■ Work order:
All lines in the material below that contain "Raffaello" should be located and copied.

■ Task input:

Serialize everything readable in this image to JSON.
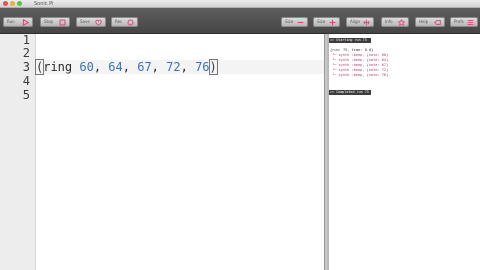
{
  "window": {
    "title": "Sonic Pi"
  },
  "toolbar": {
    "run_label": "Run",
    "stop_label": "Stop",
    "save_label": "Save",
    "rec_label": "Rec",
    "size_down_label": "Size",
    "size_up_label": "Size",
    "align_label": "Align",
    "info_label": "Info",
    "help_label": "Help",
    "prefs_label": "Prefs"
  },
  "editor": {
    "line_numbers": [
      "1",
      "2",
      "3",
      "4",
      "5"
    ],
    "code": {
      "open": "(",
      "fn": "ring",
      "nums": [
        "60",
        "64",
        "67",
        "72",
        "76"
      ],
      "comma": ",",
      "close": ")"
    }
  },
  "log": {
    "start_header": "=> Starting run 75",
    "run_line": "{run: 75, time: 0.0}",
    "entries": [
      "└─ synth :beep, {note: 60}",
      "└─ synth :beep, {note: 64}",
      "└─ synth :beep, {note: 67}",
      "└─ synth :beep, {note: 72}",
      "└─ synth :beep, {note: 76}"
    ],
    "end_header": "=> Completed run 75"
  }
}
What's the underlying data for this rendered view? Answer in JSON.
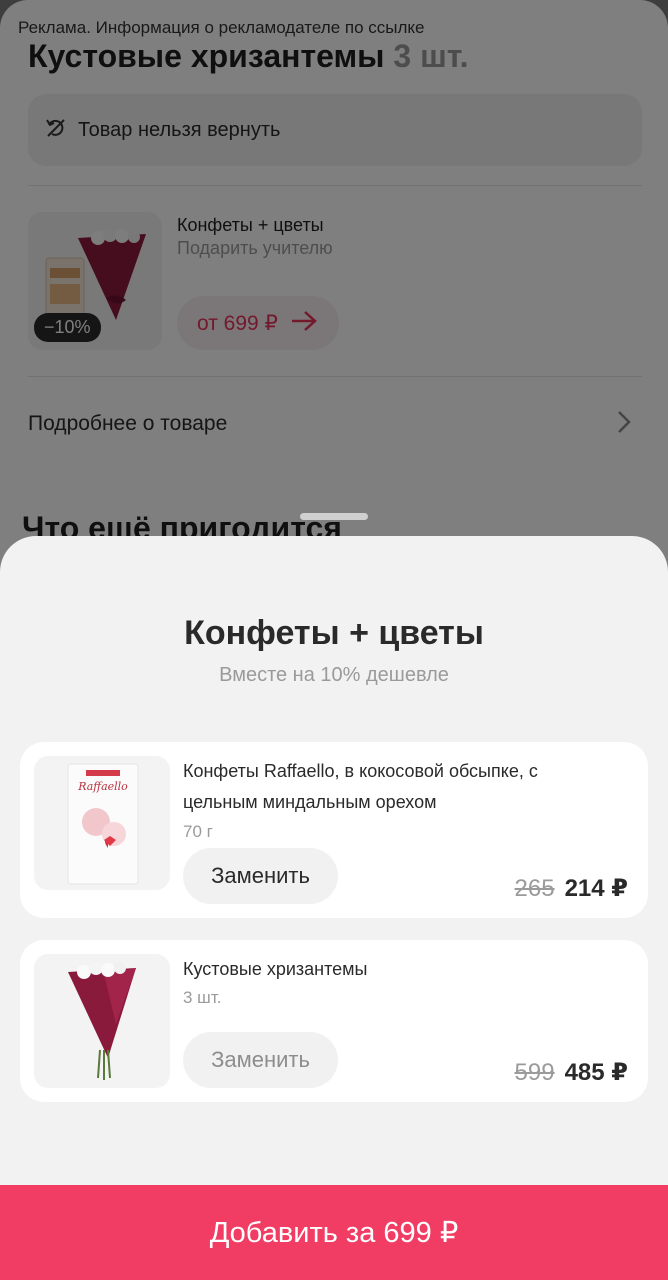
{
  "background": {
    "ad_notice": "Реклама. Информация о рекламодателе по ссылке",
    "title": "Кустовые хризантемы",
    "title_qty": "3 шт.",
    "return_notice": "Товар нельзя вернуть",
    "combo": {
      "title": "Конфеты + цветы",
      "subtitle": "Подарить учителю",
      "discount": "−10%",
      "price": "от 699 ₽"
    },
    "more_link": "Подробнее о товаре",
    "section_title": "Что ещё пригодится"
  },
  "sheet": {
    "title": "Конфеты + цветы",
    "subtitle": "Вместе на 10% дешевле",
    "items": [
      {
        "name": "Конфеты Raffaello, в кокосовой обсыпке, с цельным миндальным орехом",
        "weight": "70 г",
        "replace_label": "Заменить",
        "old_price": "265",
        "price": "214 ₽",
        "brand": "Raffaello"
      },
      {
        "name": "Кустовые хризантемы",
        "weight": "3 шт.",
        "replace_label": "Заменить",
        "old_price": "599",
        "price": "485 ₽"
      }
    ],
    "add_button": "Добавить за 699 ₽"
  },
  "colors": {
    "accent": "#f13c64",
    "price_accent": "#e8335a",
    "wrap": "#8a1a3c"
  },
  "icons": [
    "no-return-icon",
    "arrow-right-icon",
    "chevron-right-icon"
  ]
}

■ Exercise answer:
        "name": "Конфеты Raffaello, в кокосовой обсыпке, с цельным миндальным орехом",
        "brand": "Raffaello"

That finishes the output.